“What will happen when I start working? I cannot manage to go to the hospital before taking care of our older daughter. It will be awful if I cannot see my newborns and wife for a whole week.”

“I have never been this stressed before….I take care of the other children at home and of my job, but I also need to be here – I want to be here, as well.”

Work commitments also mean that sometimes fathers get no information directly from staff, only via the mother. This leads to feelings of being out of control and not a full parent (see more on this problem below).

Women are expected to be the lead carer and are considered “natural” carers; men are not

Staff mainly focus on the mother. Mothers get more information because the fathers have to earn and to look after older children. The aspirations of fathers, however, are changing, and typically men now want close relationships with their children. This impacts on fathers’ experiences of NICUs.

“As a father, you feel left out.”

Some fathers express the belief that this is OK – that mothers are natural carers. It is not clear from the research, however, if such beliefs predate the situation or are formed as a way of making sense of the situation.

In contrast, all the fathers of babies born by Caesarean described in positive terms how this was an opportunity for them to care, something that gave them pleasure and pride.

“During the first three or four days, I was actually the only one who had contact with him. Of course, my wife was sad that she could not be there, but for me it meant that I become closely connected to him, much more than if his mother had been well.”

The idea that mothers are natural carers and men are not can lead to mothers and fathers reacting differently to their own uncertainty and lack of confidence. Fathers may need and want more detailed and specific instruction, fearful of their perceived innate inability to care.

“Tell me what it means when my son raises arms. It means, “I want peace.” It is helpful to receive specific instructions. Try to interpret it your way [the nurses say]. What am I supposed to interpret? I have no idea.”

Fathers expressed the wish that staff could schedule doctors’ ward rounds when fathers could be present.

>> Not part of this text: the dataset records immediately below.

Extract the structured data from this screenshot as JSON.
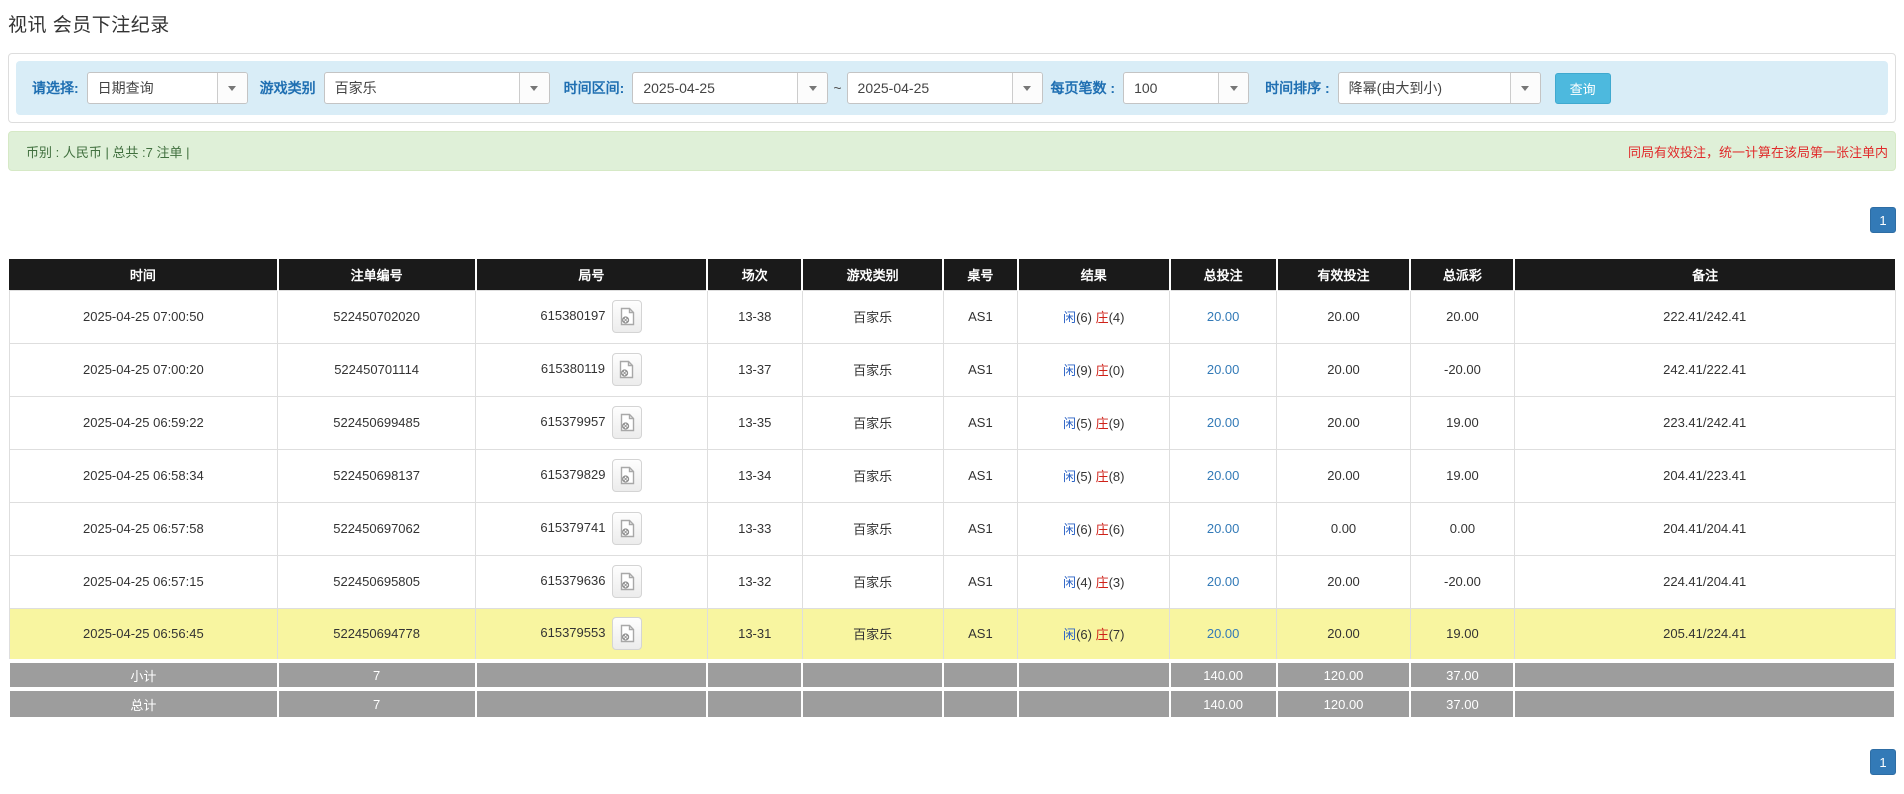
{
  "page": {
    "title": "视讯 会员下注纪录"
  },
  "filter_bar": {
    "query_type": {
      "label": "请选择:",
      "value": "日期查询"
    },
    "game_category": {
      "label": "游戏类别",
      "value": "百家乐"
    },
    "time_range": {
      "label": "时间区间:",
      "from": "2025-04-25",
      "separator": "~",
      "to": "2025-04-25"
    },
    "page_size": {
      "label": "每页笔数 :",
      "value": "100"
    },
    "time_sort": {
      "label": "时间排序 :",
      "value": "降幂(由大到小)"
    },
    "search_button": "查询"
  },
  "summary_bar": {
    "left": "币别 : 人民币 | 总共 :7 注单 |",
    "right": "同局有效投注，统一计算在该局第一张注单内"
  },
  "pagination": {
    "page": "1"
  },
  "icons": {
    "video_icon": "video-record-icon",
    "dropdown_icon": "chevron-down-icon"
  },
  "colors": {
    "accent_blue": "#337ab7",
    "info_bg": "#d9edf7",
    "success_bg": "#dff0d8",
    "warning_row": "#f8f5a0",
    "negative_red": "#e32222",
    "player_blue": "#2b63c6",
    "banker_red": "#cf2219"
  },
  "table": {
    "headers": [
      "时间",
      "注单编号",
      "局号",
      "场次",
      "游戏类别",
      "桌号",
      "结果",
      "总投注",
      "有效投注",
      "总派彩",
      "备注"
    ],
    "col_widths": [
      "14.25%",
      "10.49%",
      "12.29%",
      "5.03%",
      "7.47%",
      "3.97%",
      "8.05%",
      "5.67%",
      "7.10%",
      "5.51%",
      "20.18%"
    ],
    "rows": [
      {
        "time": "2025-04-25 07:00:50",
        "bet_no": "522450702020",
        "round_no": "615380197",
        "session": "13-38",
        "game": "百家乐",
        "table_no": "AS1",
        "player_label": "闲",
        "player_score": "(6)",
        "banker_label": "庄",
        "banker_score": "(4)",
        "total_bet": "20.00",
        "valid_bet": "20.00",
        "payout": "20.00",
        "payout_negative": false,
        "remark": "222.41/242.41",
        "highlight": false
      },
      {
        "time": "2025-04-25 07:00:20",
        "bet_no": "522450701114",
        "round_no": "615380119",
        "session": "13-37",
        "game": "百家乐",
        "table_no": "AS1",
        "player_label": "闲",
        "player_score": "(9)",
        "banker_label": "庄",
        "banker_score": "(0)",
        "total_bet": "20.00",
        "valid_bet": "20.00",
        "payout": "-20.00",
        "payout_negative": true,
        "remark": "242.41/222.41",
        "highlight": false
      },
      {
        "time": "2025-04-25 06:59:22",
        "bet_no": "522450699485",
        "round_no": "615379957",
        "session": "13-35",
        "game": "百家乐",
        "table_no": "AS1",
        "player_label": "闲",
        "player_score": "(5)",
        "banker_label": "庄",
        "banker_score": "(9)",
        "total_bet": "20.00",
        "valid_bet": "20.00",
        "payout": "19.00",
        "payout_negative": false,
        "remark": "223.41/242.41",
        "highlight": false
      },
      {
        "time": "2025-04-25 06:58:34",
        "bet_no": "522450698137",
        "round_no": "615379829",
        "session": "13-34",
        "game": "百家乐",
        "table_no": "AS1",
        "player_label": "闲",
        "player_score": "(5)",
        "banker_label": "庄",
        "banker_score": "(8)",
        "total_bet": "20.00",
        "valid_bet": "20.00",
        "payout": "19.00",
        "payout_negative": false,
        "remark": "204.41/223.41",
        "highlight": false
      },
      {
        "time": "2025-04-25 06:57:58",
        "bet_no": "522450697062",
        "round_no": "615379741",
        "session": "13-33",
        "game": "百家乐",
        "table_no": "AS1",
        "player_label": "闲",
        "player_score": "(6)",
        "banker_label": "庄",
        "banker_score": "(6)",
        "total_bet": "20.00",
        "valid_bet": "0.00",
        "payout": "0.00",
        "payout_negative": false,
        "remark": "204.41/204.41",
        "highlight": false
      },
      {
        "time": "2025-04-25 06:57:15",
        "bet_no": "522450695805",
        "round_no": "615379636",
        "session": "13-32",
        "game": "百家乐",
        "table_no": "AS1",
        "player_label": "闲",
        "player_score": "(4)",
        "banker_label": "庄",
        "banker_score": "(3)",
        "total_bet": "20.00",
        "valid_bet": "20.00",
        "payout": "-20.00",
        "payout_negative": true,
        "remark": "224.41/204.41",
        "highlight": false
      },
      {
        "time": "2025-04-25 06:56:45",
        "bet_no": "522450694778",
        "round_no": "615379553",
        "session": "13-31",
        "game": "百家乐",
        "table_no": "AS1",
        "player_label": "闲",
        "player_score": "(6)",
        "banker_label": "庄",
        "banker_score": "(7)",
        "total_bet": "20.00",
        "valid_bet": "20.00",
        "payout": "19.00",
        "payout_negative": false,
        "remark": "205.41/224.41",
        "highlight": true
      }
    ],
    "subtotal": {
      "label": "小计",
      "count": "7",
      "total_bet": "140.00",
      "valid_bet": "120.00",
      "payout": "37.00"
    },
    "total": {
      "label": "总计",
      "count": "7",
      "total_bet": "140.00",
      "valid_bet": "120.00",
      "payout": "37.00"
    }
  }
}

Men are expected to be strong and protective

The fathers in the Danish study expressed constant worry and an inability to relax. “There is chaos in my mind,” as one father said. But they also described how they strive to appear calm and show none of this.

The fathers stated that their role was to fulfil their partner’s needs and expectations, and that they did not expect such support from their partners.

“I have to cheer her up, but no one helps me. It is difficult to bear. I do not show that I am burnt out; instead, I suppress my feelings.”

“My wife does not know that I am about to lose patience.”

Fathers said they needed time alone with staff, so that they can talk freely about their difficulties without showing their vulnerability to their partners, whom they did not expect to meet their own needs.

Some fathers said a network of fathers is needed, where the fathers can share vulnerable feelings in the context of not feeling able to share this with their partners.

“It would be good to have some kind of a network of fathers. We have to be brought together before we can talk to each other.”

Multiple earlier studies from France, Canada, Sweden, Australia and UK have shown that fathers on NICUs do not feel at liberty to let go emotionally and need to feel in control of the situation, primarily through receiving very good information directly from staff.


The researchers make a number of specific recommendations for how practice on NICUs should take account of these different experiences of mothers and fathers.

  • Recognise that fathers are competent and important caregivers as are mothers, and tell fathers this.
  • Support fathers in achieving a sense of control while family members are hospitalized.
  • Involve the fathers in childcare.
  • Make sure that fathers are informed by the staff about their infants’ health and treatment.
  • Organise networks of fathers for sharing experiences.
  • Be conscious of cultural norms and expectations regarding men and fathers.


Noergaard B, Ammentorp J, Fenger-Gron J, Kofoed P-E & Johannessen H (2017), Fathers’ needs and masculinity dilemmas in a neonatal intensive care unit in Denmark, Advances in Neonatal Care 17.4

Photo: Christian Wilcox. Creative Commons.